[Dataset records]
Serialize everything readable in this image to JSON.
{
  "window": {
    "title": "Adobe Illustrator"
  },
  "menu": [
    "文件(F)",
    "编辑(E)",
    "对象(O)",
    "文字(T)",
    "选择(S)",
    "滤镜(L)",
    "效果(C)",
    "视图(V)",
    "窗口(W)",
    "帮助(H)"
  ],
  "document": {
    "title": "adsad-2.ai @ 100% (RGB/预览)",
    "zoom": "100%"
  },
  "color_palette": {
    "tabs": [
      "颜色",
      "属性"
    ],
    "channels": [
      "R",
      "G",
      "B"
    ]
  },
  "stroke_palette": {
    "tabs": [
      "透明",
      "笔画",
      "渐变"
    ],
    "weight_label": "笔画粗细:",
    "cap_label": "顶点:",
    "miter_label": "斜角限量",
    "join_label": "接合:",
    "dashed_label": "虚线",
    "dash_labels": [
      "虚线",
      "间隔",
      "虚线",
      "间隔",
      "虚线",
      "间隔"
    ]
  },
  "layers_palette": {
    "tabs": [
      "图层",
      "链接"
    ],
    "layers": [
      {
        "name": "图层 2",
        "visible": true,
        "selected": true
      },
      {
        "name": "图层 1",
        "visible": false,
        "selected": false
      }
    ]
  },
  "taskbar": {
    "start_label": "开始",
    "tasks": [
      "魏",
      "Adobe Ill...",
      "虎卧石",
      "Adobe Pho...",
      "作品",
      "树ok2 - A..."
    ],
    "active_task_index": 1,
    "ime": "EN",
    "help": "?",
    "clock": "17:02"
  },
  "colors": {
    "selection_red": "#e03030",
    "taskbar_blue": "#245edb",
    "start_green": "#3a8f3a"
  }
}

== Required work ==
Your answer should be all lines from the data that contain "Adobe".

== Exercise result ==
    "title": "Adobe Illustrator"
      "Adobe Ill...",
      "Adobe Pho...",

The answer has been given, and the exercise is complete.